(PROVIDED RECORDS begins)

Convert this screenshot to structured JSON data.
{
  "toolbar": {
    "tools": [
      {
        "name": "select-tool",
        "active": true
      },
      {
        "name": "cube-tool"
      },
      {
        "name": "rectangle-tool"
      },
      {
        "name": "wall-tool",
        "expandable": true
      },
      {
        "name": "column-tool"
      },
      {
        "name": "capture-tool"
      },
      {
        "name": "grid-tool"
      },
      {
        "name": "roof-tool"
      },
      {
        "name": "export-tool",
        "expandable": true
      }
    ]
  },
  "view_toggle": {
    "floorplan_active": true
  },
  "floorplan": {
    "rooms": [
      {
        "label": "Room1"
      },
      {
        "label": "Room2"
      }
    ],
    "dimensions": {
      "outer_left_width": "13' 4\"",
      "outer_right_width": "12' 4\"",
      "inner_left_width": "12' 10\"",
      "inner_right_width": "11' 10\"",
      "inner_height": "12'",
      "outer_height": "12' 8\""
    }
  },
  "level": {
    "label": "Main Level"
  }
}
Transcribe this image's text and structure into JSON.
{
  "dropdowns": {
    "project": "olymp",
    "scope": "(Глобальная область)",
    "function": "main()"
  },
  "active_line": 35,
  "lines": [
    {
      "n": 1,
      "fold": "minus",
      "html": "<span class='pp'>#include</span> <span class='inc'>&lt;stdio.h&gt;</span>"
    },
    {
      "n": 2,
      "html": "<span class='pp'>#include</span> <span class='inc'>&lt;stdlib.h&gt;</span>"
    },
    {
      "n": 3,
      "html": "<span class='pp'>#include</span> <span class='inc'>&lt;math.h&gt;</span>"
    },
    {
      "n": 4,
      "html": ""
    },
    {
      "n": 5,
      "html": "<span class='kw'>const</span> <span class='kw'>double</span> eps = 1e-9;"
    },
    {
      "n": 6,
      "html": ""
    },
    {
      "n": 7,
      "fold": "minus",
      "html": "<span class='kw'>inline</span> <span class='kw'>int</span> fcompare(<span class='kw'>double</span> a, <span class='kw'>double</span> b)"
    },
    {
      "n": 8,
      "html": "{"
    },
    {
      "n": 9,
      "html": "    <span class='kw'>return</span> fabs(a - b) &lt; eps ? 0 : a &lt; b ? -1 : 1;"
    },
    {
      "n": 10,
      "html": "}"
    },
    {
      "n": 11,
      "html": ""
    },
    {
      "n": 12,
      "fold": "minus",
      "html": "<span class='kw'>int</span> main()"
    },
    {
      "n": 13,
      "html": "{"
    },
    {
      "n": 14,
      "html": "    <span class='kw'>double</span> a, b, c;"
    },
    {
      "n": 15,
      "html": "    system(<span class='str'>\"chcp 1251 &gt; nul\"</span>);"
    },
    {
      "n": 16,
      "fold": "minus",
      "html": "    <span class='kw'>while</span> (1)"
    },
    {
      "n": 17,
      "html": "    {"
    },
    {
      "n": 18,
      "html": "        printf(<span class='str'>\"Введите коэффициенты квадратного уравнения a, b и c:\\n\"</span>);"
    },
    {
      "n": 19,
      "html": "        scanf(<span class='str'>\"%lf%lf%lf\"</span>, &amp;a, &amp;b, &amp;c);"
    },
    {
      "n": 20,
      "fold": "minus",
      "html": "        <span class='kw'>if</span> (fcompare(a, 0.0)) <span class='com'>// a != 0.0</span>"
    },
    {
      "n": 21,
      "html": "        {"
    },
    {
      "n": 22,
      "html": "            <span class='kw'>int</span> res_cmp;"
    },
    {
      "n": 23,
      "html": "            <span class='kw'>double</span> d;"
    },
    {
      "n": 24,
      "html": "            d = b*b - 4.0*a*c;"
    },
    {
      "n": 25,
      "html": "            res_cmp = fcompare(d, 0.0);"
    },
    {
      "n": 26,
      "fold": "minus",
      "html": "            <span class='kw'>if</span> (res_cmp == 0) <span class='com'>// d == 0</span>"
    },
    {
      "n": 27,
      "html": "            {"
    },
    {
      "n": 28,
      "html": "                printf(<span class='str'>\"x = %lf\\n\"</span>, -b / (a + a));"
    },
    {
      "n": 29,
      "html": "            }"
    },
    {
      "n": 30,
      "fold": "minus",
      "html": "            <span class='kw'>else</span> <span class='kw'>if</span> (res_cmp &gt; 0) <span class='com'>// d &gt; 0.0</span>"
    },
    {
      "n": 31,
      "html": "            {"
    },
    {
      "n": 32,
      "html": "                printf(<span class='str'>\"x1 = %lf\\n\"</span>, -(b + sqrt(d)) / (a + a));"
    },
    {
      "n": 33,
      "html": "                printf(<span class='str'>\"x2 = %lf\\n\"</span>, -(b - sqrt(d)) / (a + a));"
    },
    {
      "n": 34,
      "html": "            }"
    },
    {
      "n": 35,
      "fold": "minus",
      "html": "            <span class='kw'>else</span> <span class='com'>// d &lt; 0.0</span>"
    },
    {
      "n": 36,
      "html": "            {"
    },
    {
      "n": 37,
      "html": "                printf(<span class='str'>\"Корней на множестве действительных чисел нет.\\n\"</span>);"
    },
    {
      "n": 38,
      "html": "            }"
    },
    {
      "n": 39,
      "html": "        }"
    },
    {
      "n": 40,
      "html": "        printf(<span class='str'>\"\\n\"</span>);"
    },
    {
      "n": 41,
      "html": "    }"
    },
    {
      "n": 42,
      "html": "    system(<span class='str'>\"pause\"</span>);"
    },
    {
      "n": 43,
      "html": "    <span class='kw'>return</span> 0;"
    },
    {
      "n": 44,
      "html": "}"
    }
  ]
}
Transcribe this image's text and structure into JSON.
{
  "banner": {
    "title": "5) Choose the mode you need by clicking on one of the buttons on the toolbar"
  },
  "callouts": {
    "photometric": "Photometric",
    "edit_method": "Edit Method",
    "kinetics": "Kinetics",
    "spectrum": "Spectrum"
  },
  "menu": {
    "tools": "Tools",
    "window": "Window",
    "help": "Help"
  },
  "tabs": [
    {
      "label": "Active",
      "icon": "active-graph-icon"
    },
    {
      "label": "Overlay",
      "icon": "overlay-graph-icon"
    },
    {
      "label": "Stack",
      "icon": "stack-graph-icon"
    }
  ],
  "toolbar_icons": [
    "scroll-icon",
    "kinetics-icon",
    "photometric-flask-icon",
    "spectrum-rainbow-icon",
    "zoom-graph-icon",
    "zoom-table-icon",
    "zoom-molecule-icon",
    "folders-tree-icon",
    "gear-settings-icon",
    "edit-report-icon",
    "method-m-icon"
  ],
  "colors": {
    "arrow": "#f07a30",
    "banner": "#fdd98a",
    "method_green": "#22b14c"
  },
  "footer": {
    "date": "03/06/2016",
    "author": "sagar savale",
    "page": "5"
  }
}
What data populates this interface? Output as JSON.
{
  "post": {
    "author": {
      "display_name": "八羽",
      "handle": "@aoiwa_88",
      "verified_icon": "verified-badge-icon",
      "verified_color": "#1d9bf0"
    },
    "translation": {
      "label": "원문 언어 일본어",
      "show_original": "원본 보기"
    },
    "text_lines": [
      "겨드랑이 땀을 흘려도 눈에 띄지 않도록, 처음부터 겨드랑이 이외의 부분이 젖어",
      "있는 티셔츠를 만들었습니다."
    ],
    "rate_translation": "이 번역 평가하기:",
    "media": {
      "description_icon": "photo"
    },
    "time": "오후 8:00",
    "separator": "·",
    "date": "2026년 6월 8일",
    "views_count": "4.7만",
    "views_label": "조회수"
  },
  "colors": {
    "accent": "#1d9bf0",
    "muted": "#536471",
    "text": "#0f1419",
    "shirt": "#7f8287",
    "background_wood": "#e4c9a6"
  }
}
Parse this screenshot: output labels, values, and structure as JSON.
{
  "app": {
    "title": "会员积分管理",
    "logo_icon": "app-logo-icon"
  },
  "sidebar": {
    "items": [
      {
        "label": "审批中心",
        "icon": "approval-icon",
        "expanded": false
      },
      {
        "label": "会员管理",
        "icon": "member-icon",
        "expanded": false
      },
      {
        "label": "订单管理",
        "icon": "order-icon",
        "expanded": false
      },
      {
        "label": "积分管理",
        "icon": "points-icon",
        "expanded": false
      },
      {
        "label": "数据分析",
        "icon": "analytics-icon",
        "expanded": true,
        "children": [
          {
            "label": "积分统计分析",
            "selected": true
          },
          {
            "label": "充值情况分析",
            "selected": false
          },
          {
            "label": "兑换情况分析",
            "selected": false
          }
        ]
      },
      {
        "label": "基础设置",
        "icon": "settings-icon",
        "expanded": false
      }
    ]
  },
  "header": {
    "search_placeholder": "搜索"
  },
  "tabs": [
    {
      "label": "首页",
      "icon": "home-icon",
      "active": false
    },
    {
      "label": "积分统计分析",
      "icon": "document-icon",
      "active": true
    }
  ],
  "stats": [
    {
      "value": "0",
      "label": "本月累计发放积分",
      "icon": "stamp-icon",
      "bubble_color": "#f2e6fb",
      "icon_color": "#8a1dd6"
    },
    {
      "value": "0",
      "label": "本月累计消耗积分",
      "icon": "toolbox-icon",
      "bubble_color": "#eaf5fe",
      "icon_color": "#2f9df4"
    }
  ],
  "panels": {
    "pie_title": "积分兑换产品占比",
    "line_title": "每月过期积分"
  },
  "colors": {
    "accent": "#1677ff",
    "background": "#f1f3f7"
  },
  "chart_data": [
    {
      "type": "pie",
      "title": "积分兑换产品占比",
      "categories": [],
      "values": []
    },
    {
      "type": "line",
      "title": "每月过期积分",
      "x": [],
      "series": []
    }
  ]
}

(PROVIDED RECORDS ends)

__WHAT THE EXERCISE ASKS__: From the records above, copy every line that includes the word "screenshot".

__WRITTEN RESPONSE__:
Convert this screenshot to structured JSON data.
Parse this screenshot: output labels, values, and structure as JSON.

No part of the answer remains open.